PLAN submarines typically have not been deployed far from their bases. While there have been rumors for some time of aggressive movements by PLAN submarines during the March 1996 confrontation over Taiwan, the most visible PLA use of its submarines occurred in November 2004. Destroyers and P-3 Orion anti-submarine warfare aircraft of the Japanese Maritime Self Defense Force tracked Han-class SSN No. 405 for several hours as it briefly clipped Japanese territorial waters. No. 405 was on its way back from circumnavigating Guam, and apparently had been tracked by the U.S. Navy since it left its Northern Fleet base at Qingdao. Such sorties, designed to test U.S. and Japanese reactions, are likely to become more frequent as the number of new PLAN submarines continues to grow.

In addition, as the focus of its nuclear second-strike capability moves south, it can be expected that Beijing will become more belligerent regarding its territorial claims in the South China Sea. After three decades of a hot-cold military-diplomatic campaign to seize and build up small island bases in the South China Sea, Beijing is now in a lull period. But as it builds up its strategic nuclear presence in Hainan, China will be tempted to undertake military operations to capture Taiwan’s island holdings at Itu Aba, the Pratas, and possibly as far as the Peng Hu Islands in the middle of the Taiwan Strait in order to ensure no opposing force can use them to prosecute PLAN SSBNs. China may demonstrate high sensitivity to future U.S. and Japanese naval activities in this region, increasing the chances of naval incidents. The April 2001 EP-3 incident offers just a foretaste of the PLA’s resistance should the U.S. move to shadow and contain Hainan-based SSBNs.

Also, before the end of the decade, new Type 093 SSNs are likely to be able to carry out small-scale but politically powerful power-projection missions for the Chinese leadership. This will follow from the expectation that the Type 093 SSN will be the only PLA platform that can carry a version of the PLA’s new land-attack cruise missile (LACM) to the world’s littoral areas. These LACMs are expected to have a range of 1,000 kilometers to 2,000 kilometers and to be cued and guided by an initial space constellation of imaging and communication, expected to be in place by the end of the decade. It is not inconceivable that by early in the next decade China could be using these LACMs to intervene in distant countries to favor political factions loyal to Beijing.

China’s commitment to increasing both the numbers and the capabilities of its submarine forces comes at a time of increasing fiscal constraint for the U.S. Navy’s submarine and anti-submarine forces. It has long been reported that budgetary pressures could have dire consequences should U.S. SSN production decline to less than one per year, with SSN numbers seen as falling to between 30 and 40 by the end of the next decade.
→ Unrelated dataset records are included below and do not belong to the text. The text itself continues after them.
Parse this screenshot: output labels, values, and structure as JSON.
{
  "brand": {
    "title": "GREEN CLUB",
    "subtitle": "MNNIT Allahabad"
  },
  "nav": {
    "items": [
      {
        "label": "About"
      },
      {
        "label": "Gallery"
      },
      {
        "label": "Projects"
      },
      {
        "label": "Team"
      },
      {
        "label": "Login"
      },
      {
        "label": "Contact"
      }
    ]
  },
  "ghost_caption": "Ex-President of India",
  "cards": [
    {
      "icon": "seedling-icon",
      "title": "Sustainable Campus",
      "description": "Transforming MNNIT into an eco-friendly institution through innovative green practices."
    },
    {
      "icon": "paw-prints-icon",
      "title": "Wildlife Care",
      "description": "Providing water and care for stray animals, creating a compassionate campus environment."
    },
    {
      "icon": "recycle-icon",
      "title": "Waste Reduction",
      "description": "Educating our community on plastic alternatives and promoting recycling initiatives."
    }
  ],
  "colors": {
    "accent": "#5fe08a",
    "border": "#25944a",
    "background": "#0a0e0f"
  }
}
This would clearly be unacceptable given the global strategic commitments supported by the U.S. submarine fleet and the expected rapid rise in PLAN submarine numbers. Should there be a conflict in which the U.S. would choose to defend Taiwan from Chinese attack, Washington simply may not have sufficient submarines to hold the line long enough. Despite projections of continuing U.S. technical superiority, the nation simply may not be able to withstand a superior number of China’s Russian-influenced third- or third-plus-generation submarines.
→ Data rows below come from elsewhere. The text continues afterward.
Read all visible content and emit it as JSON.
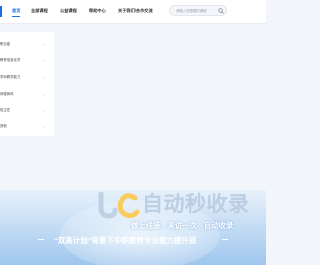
{
  "nav": {
    "items": [
      {
        "label": "首页",
        "active": true
      },
      {
        "label": "全部课程",
        "active": false
      },
      {
        "label": "公益课程",
        "active": false
      },
      {
        "label": "帮助中心",
        "active": false
      },
      {
        "label": "关于我们/合作交流",
        "active": false
      }
    ]
  },
  "search": {
    "placeholder": "请输入您想要的课程",
    "icon": "search-icon"
  },
  "sidebar": {
    "items": [
      {
        "label": "职业能",
        "icon": "chevron-right-icon"
      },
      {
        "label": "教育信息化学",
        "icon": "chevron-right-icon"
      },
      {
        "label": "学科教学能力",
        "icon": "chevron-right-icon"
      },
      {
        "label": "师德师风",
        "icon": "chevron-right-icon"
      },
      {
        "label": "班主任",
        "icon": "chevron-right-icon"
      },
      {
        "label": "其他",
        "icon": "chevron-right-icon"
      }
    ]
  },
  "banner": {
    "headline": "“双高计划”背景下中职教师专业能力提升班",
    "watermark_title": "自动秒收录",
    "watermark_tagline": "做上线搓→来访一次→自动收录"
  },
  "colors": {
    "accent": "#1e6fe6",
    "banner_top": "#e8f1fb",
    "banner_bottom": "#9fc6ee"
  }
}
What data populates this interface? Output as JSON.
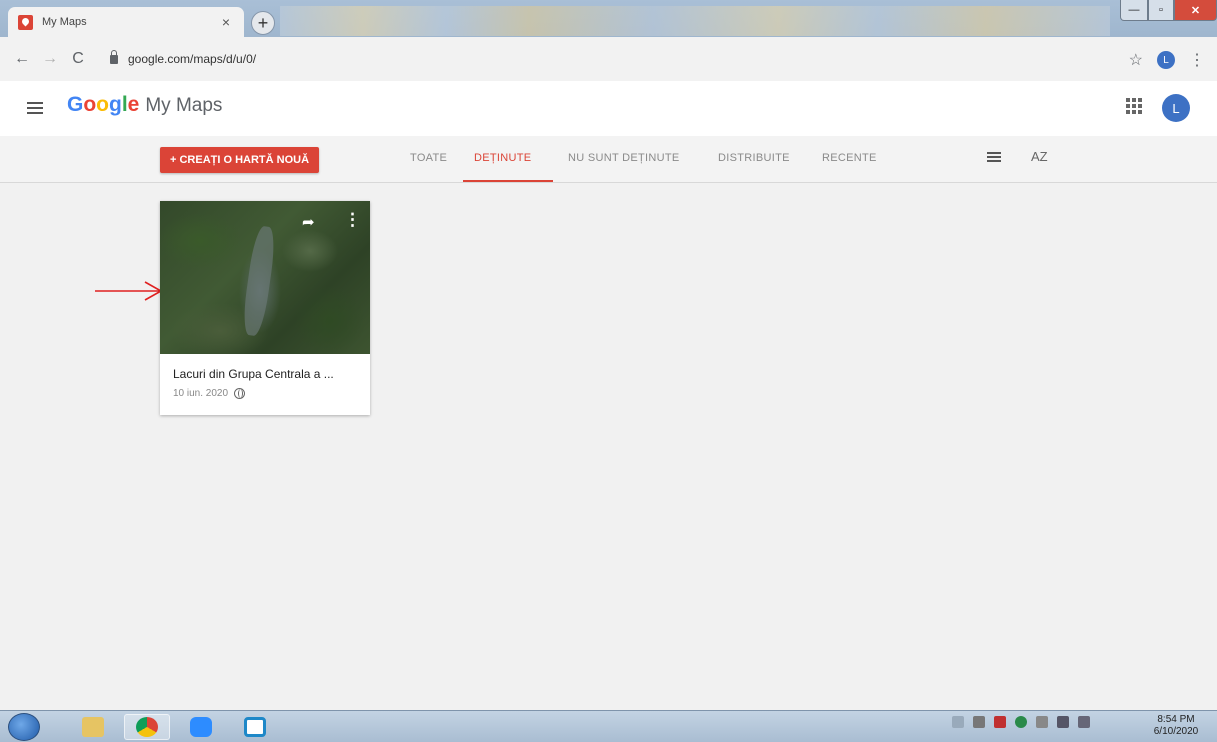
{
  "browser": {
    "tab_title": "My Maps",
    "tab_close": "×",
    "new_tab": "+",
    "url": "google.com/maps/d/u/0/",
    "profile_initial": "L",
    "window_min": "—",
    "window_max": "▫",
    "window_close": "✕"
  },
  "app": {
    "brand_google": [
      "G",
      "o",
      "o",
      "g",
      "l",
      "e"
    ],
    "brand_colors": [
      "#4285f4",
      "#ea4335",
      "#fbbc05",
      "#4285f4",
      "#34a853",
      "#ea4335"
    ],
    "product": "My Maps",
    "avatar_initial": "L"
  },
  "toolbar": {
    "create_label": "+ CREAȚI O HARTĂ NOUĂ",
    "tabs": [
      {
        "label": "TOATE",
        "active": false
      },
      {
        "label": "DEȚINUTE",
        "active": true
      },
      {
        "label": "NU SUNT DEȚINUTE",
        "active": false
      },
      {
        "label": "DISTRIBUITE",
        "active": false
      },
      {
        "label": "RECENTE",
        "active": false
      }
    ],
    "sort_label": "AZ",
    "accent_color": "#db4437"
  },
  "maps": [
    {
      "title": "Lacuri din Grupa Centrala a ...",
      "date": "10 iun. 2020",
      "visibility_icon": "public-globe-icon"
    }
  ],
  "taskbar": {
    "clock_time": "8:54 PM",
    "clock_date": "6/10/2020"
  }
}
Other Asian democracies will face pressures from China’s submarines. The PLA’s 2002 order for eight more upgraded Kilo 636M SSKs sought to match the U.S. 2001 commitment to sell Taiwan eight SSKs. The PLA will have its new submarines by 2006, whereas, because of politics in Taipei, it remains undecided whether or when Taiwan will receive theirs. In addition, barring a significant increase in defense spending, Japan is expected to sustain its fleet of 15 to 16 SSKs. Though modern, and manned by highly professional crews, Japan’s submarine fleet would be overwhelmed by the PLAN’s sub fleet in the event of a Sino-Japanese war, such as a conflict over resource claims in the East China Sea.